After a nearly year-long hiatus, the FAA’s drone advisory committee (DAC) met June 6 with a new chairman and a tasking from the agency to marshal industry behind a coming requirement that drones be capable of being identified in flight.

The FAA recently postponed the planned release of a remote identification (ID) notice of proposed rulemaking for drones from July to September, and publication of a final rule is “likely up to 24 months away,” according to a presentation by Jay Merkle, executive director of the Unmanned Aircraft Systems (UAS) Integration Office.

But Merkle said there is an opportunity now for drone manufacturers and operators to adopt remote ID standards developed by the Consumer Technology Association (CTA) and ASTM International in advance of the regulation.

The CTA’s portable handheld and in-vehicle electronics committee in April 2017 published guidance for manufacturers on creating physical serial numbers and optional electronic serial numbers to identify individual drones.
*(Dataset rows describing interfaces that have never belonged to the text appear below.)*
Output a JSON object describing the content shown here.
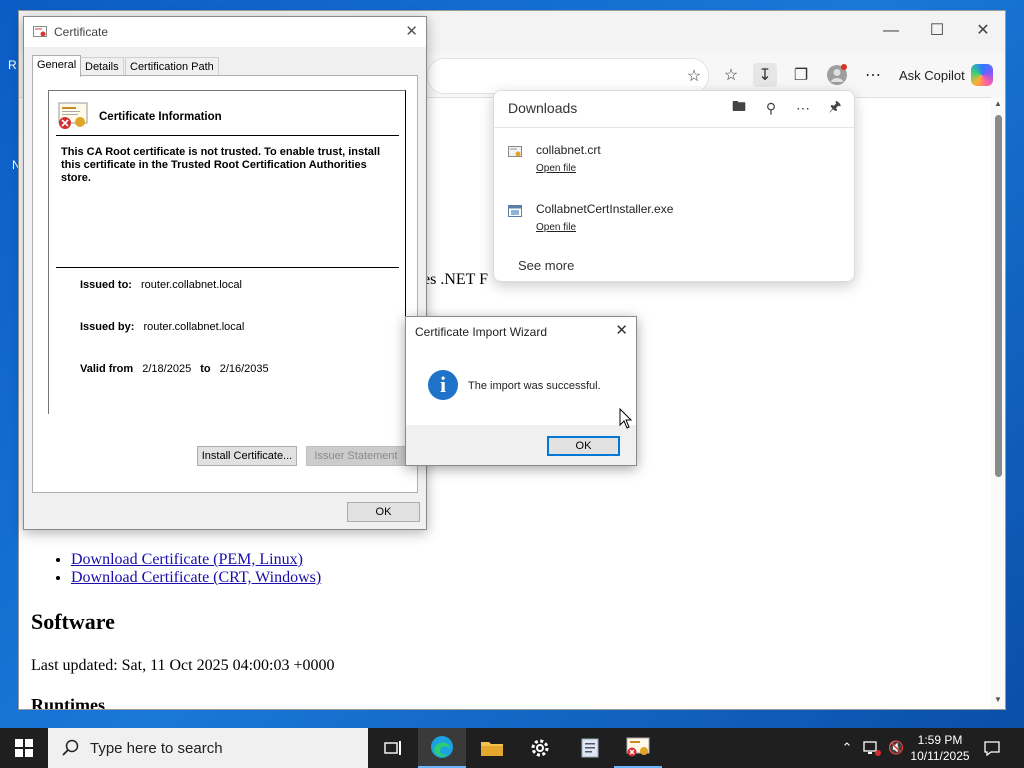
{
  "desktop": {
    "frag_r": "R",
    "frag_n": "N"
  },
  "browser": {
    "toolbar": {
      "ask_copilot_label": "Ask Copilot"
    },
    "page": {
      "partial_text": "es .NET F",
      "download_links": [
        "Download Certificate (PEM, Linux)",
        "Download Certificate (CRT, Windows)"
      ],
      "software_heading": "Software",
      "last_updated": "Last updated: Sat, 11 Oct 2025 04:00:03 +0000",
      "runtimes_heading": "Runtimes"
    }
  },
  "downloads_panel": {
    "title": "Downloads",
    "items": [
      {
        "name": "collabnet.crt",
        "action": "Open file",
        "icon": "certificate-file-icon"
      },
      {
        "name": "CollabnetCertInstaller.exe",
        "action": "Open file",
        "icon": "exe-file-icon"
      }
    ],
    "see_more": "See more"
  },
  "certificate_dialog": {
    "title": "Certificate",
    "tabs": [
      "General",
      "Details",
      "Certification Path"
    ],
    "active_tab": "General",
    "info_heading": "Certificate Information",
    "warning": "This CA Root certificate is not trusted. To enable trust, install this certificate in the Trusted Root Certification Authorities store.",
    "issued_to_label": "Issued to:",
    "issued_to": "router.collabnet.local",
    "issued_by_label": "Issued by:",
    "issued_by": "router.collabnet.local",
    "valid_from_label": "Valid from",
    "valid_from": "2/18/2025",
    "valid_to_label": "to",
    "valid_to": "2/16/2035",
    "install_button": "Install Certificate...",
    "issuer_statement_button": "Issuer Statement",
    "ok_button": "OK"
  },
  "import_wizard": {
    "title": "Certificate Import Wizard",
    "message": "The import was successful.",
    "ok_button": "OK"
  },
  "taskbar": {
    "search_placeholder": "Type here to search",
    "time": "1:59 PM",
    "date": "10/11/2025"
  },
  "colors": {
    "accent": "#0078d7",
    "taskbar": "#1f1f1f",
    "link": "#1a0dab"
  }
}
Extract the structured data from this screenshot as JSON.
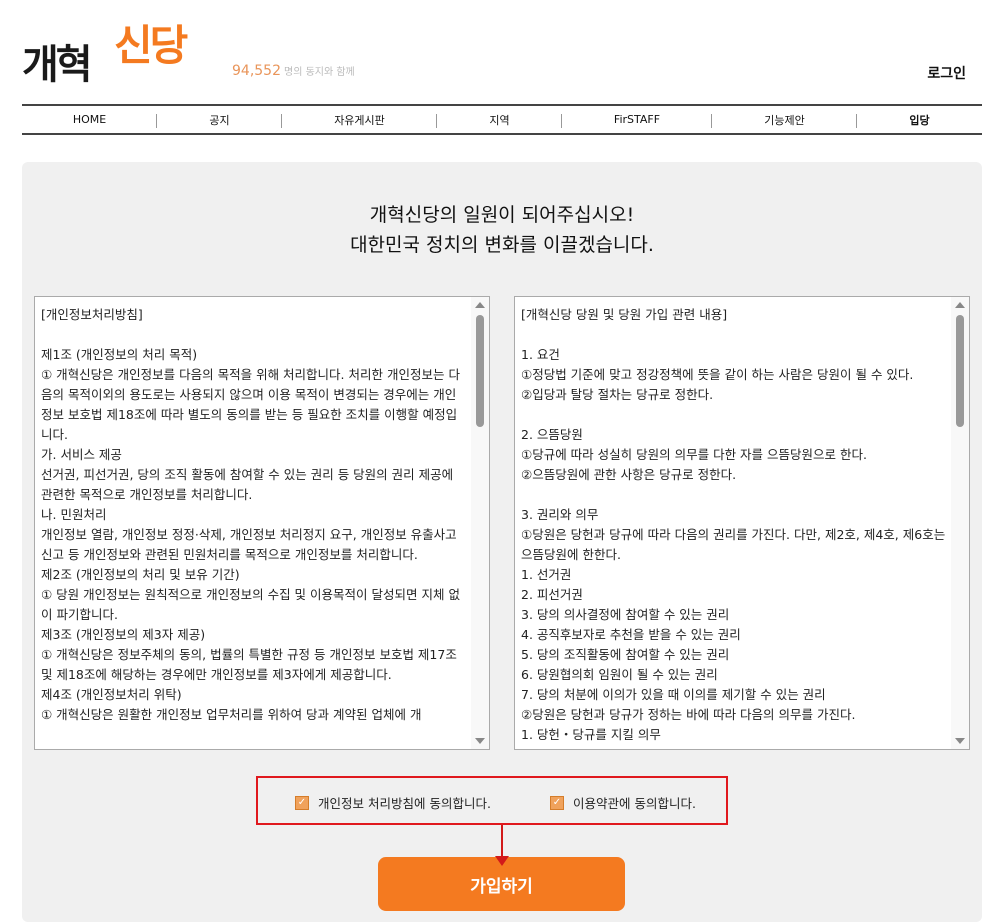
{
  "header": {
    "logo": {
      "black_text": "개혁",
      "orange_text": "신당"
    },
    "member_count": "94,552",
    "member_suffix": "명의 동지와 함께",
    "login_label": "로그인"
  },
  "nav": {
    "items": [
      {
        "label": "HOME"
      },
      {
        "label": "공지"
      },
      {
        "label": "자유게시판"
      },
      {
        "label": "지역"
      },
      {
        "label": "FirSTAFF"
      },
      {
        "label": "기능제안"
      },
      {
        "label": "입당"
      }
    ]
  },
  "main": {
    "headline_line1": "개혁신당의 일원이 되어주십시오!",
    "headline_line2": "대한민국 정치의 변화를 이끌겠습니다.",
    "privacy_text": "[개인정보처리방침]\n\n제1조 (개인정보의 처리 목적)\n① 개혁신당은 개인정보를 다음의 목적을 위해 처리합니다. 처리한 개인정보는 다음의 목적이외의 용도로는 사용되지 않으며 이용 목적이 변경되는 경우에는 개인정보 보호법 제18조에 따라 별도의 동의를 받는 등 필요한 조치를 이행할 예정입니다.\n가. 서비스 제공\n선거권, 피선거권, 당의 조직 활동에 참여할 수 있는 권리 등 당원의 권리 제공에 관련한 목적으로 개인정보를 처리합니다.\n나. 민원처리\n개인정보 열람, 개인정보 정정·삭제, 개인정보 처리정지 요구, 개인정보 유출사고 신고 등 개인정보와 관련된 민원처리를 목적으로 개인정보를 처리합니다.\n제2조 (개인정보의 처리 및 보유 기간)\n① 당원 개인정보는 원칙적으로 개인정보의 수집 및 이용목적이 달성되면 지체 없이 파기합니다.\n제3조 (개인정보의 제3자 제공)\n① 개혁신당은 정보주체의 동의, 법률의 특별한 규정 등 개인정보 보호법 제17조 및 제18조에 해당하는 경우에만 개인정보를 제3자에게 제공합니다.\n제4조 (개인정보처리 위탁)\n① 개혁신당은 원활한 개인정보 업무처리를 위하여 당과 계약된 업체에 개",
    "terms_text": "[개혁신당 당원 및 당원 가입 관련 내용]\n\n1. 요건\n①정당법 기준에 맞고 정강정책에 뜻을 같이 하는 사람은 당원이 될 수 있다.\n②입당과 탈당 절차는 당규로 정한다.\n\n2. 으뜸당원\n①당규에 따라 성실히 당원의 의무를 다한 자를 으뜸당원으로 한다.\n②으뜸당원에 관한 사항은 당규로 정한다.\n\n3. 권리와 의무\n①당원은 당헌과 당규에 따라 다음의 권리를 가진다. 다만, 제2호, 제4호, 제6호는 으뜸당원에 한한다.\n1. 선거권\n2. 피선거권\n3. 당의 의사결정에 참여할 수 있는 권리\n4. 공직후보자로 추천을 받을 수 있는 권리\n5. 당의 조직활동에 참여할 수 있는 권리\n6. 당원협의회 임원이 될 수 있는 권리\n7. 당의 처분에 이의가 있을 때 이의를 제기할 수 있는 권리\n②당원은 당헌과 당규가 정하는 바에 따라 다음의 의무를 가진다.\n1. 당헌・당규를 지킬 의무"
  },
  "agreements": {
    "privacy_label": "개인정보 처리방침에 동의합니다.",
    "privacy_checked": true,
    "terms_label": "이용약관에 동의합니다.",
    "terms_checked": true,
    "check_glyph": "✓"
  },
  "join_button_label": "가입하기",
  "colors": {
    "brand_orange": "#f47a20",
    "highlight_red": "#e0191e"
  }
}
ASTM’s F38 unmanned aircraft systems technical committee is developing multiple standards for drone hardware, software and components, including for remote ID and tracking.

“We would like to propose that the DAC set up a task group focused on driving industry-led voluntary compliance with Remote ID ahead of the rulemaking,” Merkle told the committee. “We would like the DAC to provide a set of recommendations outlining the process and framework for driving voluntary industry compliance, and our recommendation is that you get that to us in 90 days,” he added.

Completing the Remote ID requirement is fundamental to facilitating more complex drone operations, including flights over people, beyond visual line-of-sight (BVLOS) of the operator, and eventually UAS Traffic Management (UTM), Merkle said.

“If we don’t get Remote ID correct, it’s my view that we will never have UTM,” he said.

Merkle also briefed the committee on planning by the FAA and US Department of Transportation (DOT) to organize a “Drone Safety Awareness Week” series of events in November. The aim is to make the drone-safety week an annual event.

The 35-member group of senior executives representing manufacturers, airports, state and city governments, aviation industry labor groups and trade associations last met as a full committee in July 2018.

After conducting a solicitation to fill open vacancies on the committee, the DOT in May named PrecisionHawk CEO Michael Chasen as chairman of a reconstituted DAC with 12 new members. He succeeds Brian Krzanich, who led the committee since its start in 2016 before resigning as Intel Corp. CEO.

In opening remarks, Chasen said his top priorities for the DAC will be to make recommendations to the FAA on the remote ID regulation, BVLOS flights, counter-UAS systems, the process of obtaining waivers from operating limitations, and developing public-private partnerships to advance the industry.

Bill Carey,